The Finance Director, under the administrative direction of the City Manager, plans, organizes, and directs the Finance, Court, Reception, Human Resources, and Risk Management of the City. Providing internal management to Staff responsible for accounting, financial reporting, reception, investments, debt management grants, purchasing, budgeting, general ledger, payroll, personnel, utility billing, court, annual audit, property, liability, FMLA (Family Medical Leave Act) and Workers’ Comp.
The Police Chief is responsible for the protection of lives and property in the City through the planning, supervision, and efficient operation of the Police Department. He or she maintains control of activities, determination of departmental procedures, planning of departmental work priorities and goals, implementation of programs. The Chief also oversees the training, assignment, and supervision of all Police Department members. Department objectives, plans and policies are established – in line with Council goals and with City Manager coordination. The Chief ensures open communication with the public in matters of public safety and concerns throughout police operations.

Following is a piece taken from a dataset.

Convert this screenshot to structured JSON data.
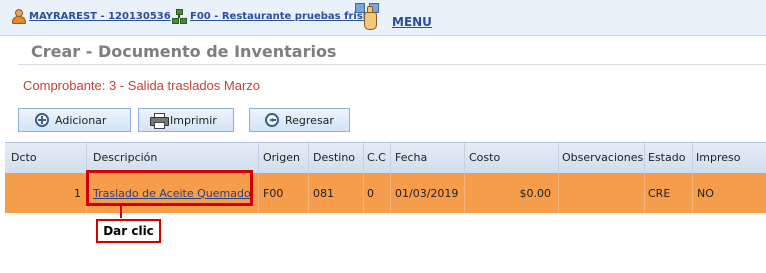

The Planning Director oversees and administers the City’s Comprehensive Plan and Development Code. The Planning Department supports development of a healthy economy and a livable, thriving community. The Planning Department serves the public in resolving issues affecting land development, code enforcement, and overall quality of life. The Department supports the work plan of the Planning Commission, including conducting public hearings for new development and updating the City’s land use plans and policies.
Public Works Director
The Public Works Director oversees staff and operations of the Administration/Engineering Division, Maintenance Division, and Operation Division. This includes the wastewater and water treatment plants, distribution and collection systems, roadways, parks, and facilities. Duties include delivery of all capital projects, facility master plans, and oversight of constructed public improvements done through private development. Prepares budget for, and monitors expenditures of, the Street, Sewer, Water, Stormwater, Sewer Debt, CWSRF (Clean Water State Revolving Fund), Sewer SDC, Water SDC, Street SDC, Park SDC, Storm SDC, Capital Projects, and Fleet Replacement funds.
The City Recorder serves as the clerk for the City Council through recording and archiving official records, city proceedings and legislative history of the City of Molalla. The Recorder also provides internal support to all City departments regarding record management, legal records, deeds, liens, record requests. The City Recorder keeps minutes and decisions for the City Council and all Committees and Commissions.
The City Manager works to unite political leadership (City Council) with skilled administrative Staff. The City Manager does this through broad authority to run the City by providing an annual Budget (adopted by Council), hiring Staff (personnel) and provision of public services such as streets, water, sanitary sewer, parks, storm drainage public safety (police), finance administration, etc. (City Charter Chapter VIII, Section 34).